The exhibition is part of an all-encompassing research project on the multifaceted artist that the Palazzo Reale has been evolving over the periods reverberating the distinct affiliation the city of Milan has with the Spanish master. This enduring bond initiated back in 1953 with the display of Guernica

in the Sala delle Cariatidi and half a century later in September 2001 Palazzo Reale presented a striking retrospective exhibition prepared in alliance with the artist’s successors.


With Picasso Metamorfosi, the attention moves to relics in its various artistic forms and this is elucidated in the six sections of the exhibition through the combination of works by Picasso and the antique artifacts.


With the origination of Les Demoiselles d’Avignon (1907), the painting known to be the declaration of a new aesthetics, Picasso produced a fundamental break in the traditional ways of academic artistic practice.

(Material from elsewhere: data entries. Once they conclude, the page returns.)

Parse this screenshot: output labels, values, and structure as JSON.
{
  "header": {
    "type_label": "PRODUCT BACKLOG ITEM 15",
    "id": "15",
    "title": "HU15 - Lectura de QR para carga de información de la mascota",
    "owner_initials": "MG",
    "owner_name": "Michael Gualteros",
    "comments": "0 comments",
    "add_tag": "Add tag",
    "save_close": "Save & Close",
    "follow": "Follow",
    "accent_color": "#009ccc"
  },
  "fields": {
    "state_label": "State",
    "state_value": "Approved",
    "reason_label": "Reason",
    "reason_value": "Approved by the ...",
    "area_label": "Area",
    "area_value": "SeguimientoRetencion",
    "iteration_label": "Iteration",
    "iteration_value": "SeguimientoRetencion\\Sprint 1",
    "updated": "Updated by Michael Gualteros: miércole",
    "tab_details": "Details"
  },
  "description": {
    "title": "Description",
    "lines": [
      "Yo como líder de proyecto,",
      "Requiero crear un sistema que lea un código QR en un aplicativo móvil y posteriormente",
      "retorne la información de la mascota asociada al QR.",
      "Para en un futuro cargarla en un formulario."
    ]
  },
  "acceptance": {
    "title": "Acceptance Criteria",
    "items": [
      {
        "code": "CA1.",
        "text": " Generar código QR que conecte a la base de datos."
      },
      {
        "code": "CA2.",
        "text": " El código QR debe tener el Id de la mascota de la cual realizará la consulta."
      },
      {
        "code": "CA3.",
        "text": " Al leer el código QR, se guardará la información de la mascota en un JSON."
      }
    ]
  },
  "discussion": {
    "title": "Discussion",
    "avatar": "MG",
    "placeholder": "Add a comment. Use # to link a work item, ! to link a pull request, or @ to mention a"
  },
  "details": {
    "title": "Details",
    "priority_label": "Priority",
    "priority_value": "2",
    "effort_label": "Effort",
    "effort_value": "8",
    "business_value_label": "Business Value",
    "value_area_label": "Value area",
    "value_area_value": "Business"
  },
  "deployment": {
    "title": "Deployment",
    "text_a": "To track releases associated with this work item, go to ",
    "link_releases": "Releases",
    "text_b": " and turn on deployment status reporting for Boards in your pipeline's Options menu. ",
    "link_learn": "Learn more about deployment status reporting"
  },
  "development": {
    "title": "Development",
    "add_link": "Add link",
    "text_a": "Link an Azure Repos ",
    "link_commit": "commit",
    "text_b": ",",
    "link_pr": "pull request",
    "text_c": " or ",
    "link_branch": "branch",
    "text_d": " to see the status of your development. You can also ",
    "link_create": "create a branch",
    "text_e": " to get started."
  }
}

This upheaval however was deep-seated in the artist’s classical training, from which Picasso drew the epitomes of history of art and sourced forms that could channel the contemporary changes of artistic codes. Before Picasso, Ingres and Rodin had already paved the way in this direction. The introductory section of the exhibition compares the work of these three artists on the grounds of the same subject, the kiss, by comparing a number of paintings by Picasso with two exemplary works by Rodin and Ingres: The Kiss and Paolo and Francesca, respectively.



Picasso’s creative investigation continuously denoted the many eccentric creatures’ part of the mythical range. One repetitive presence in his work are hybrid figures, creatures torn between their human and animal nature, between good and evil, life and death. In his works, we often find male and female Fauns, such as in the pen and ink drawing Faun, Horse and Bird (1936) and Faun (1937). Minotaurs and centaurs are often present too. The character of Ariadne, a symbol of beauty and revival at the intersections of unfaithfulness and romantic bliss, suggests the idea of a perpetual and cyclic rebirth. In Picasso’s composition, we often encounter sleeping odalisques that resonate the famous sleeping Ariadne of the Vatican Museums. It was around this personality that Picasso developed a number of subjects he was particularly fond of: The Minotaur, the arena, war, passion, and figurations of the unremitting inebriety of life epitomized by Bacchic processions.


Picasso’s imaginative flair developed during his teenage years when he became familiar with academic art practice. The classic creativeness alleviated the powerful Cubist experience. La Source (1921) is inspired by an embodiment of the River Nile, and this possibility of exploration lead him to the 1921 Three Women at the Spring. Picasso regularly visited the Louvre from 1901 and continued to do so even after World War II. There he discovered archaic art and the geometric style of Greek vase decoration. Due to its exceedingly stylised figuration, Greek embellishment imprisoned his attention. Another source of inspiration for Picasso was also his personal collection of over ninety pieces of Iberian votive figures some of which are displayed in the exhibition.


The sixth and last section of the exhibition is dedicated to ceramics, Picasso discovered this technique in the post-war period. By investigating the artistic possibilities of painted terracotta, he raised the object from that of functional use to an art piece. He achieved outstanding results in his terracotta creations such as Fragment of a cooking pot decorated with a face (1950) and his beautiful ceramics including Three footed vase with face of a woman (1950) and Pitcher with a bull (1957).


Going back and forth between exaggeration and naturalism, classicism and unembellished abstraction, Picasso drew, painted and sculpted form and meaning. Shambolic, detached, congealed or chaotic, Picasso was his own monster both minotaur and labyrinth. It is very easy to be engulfed by him and his work.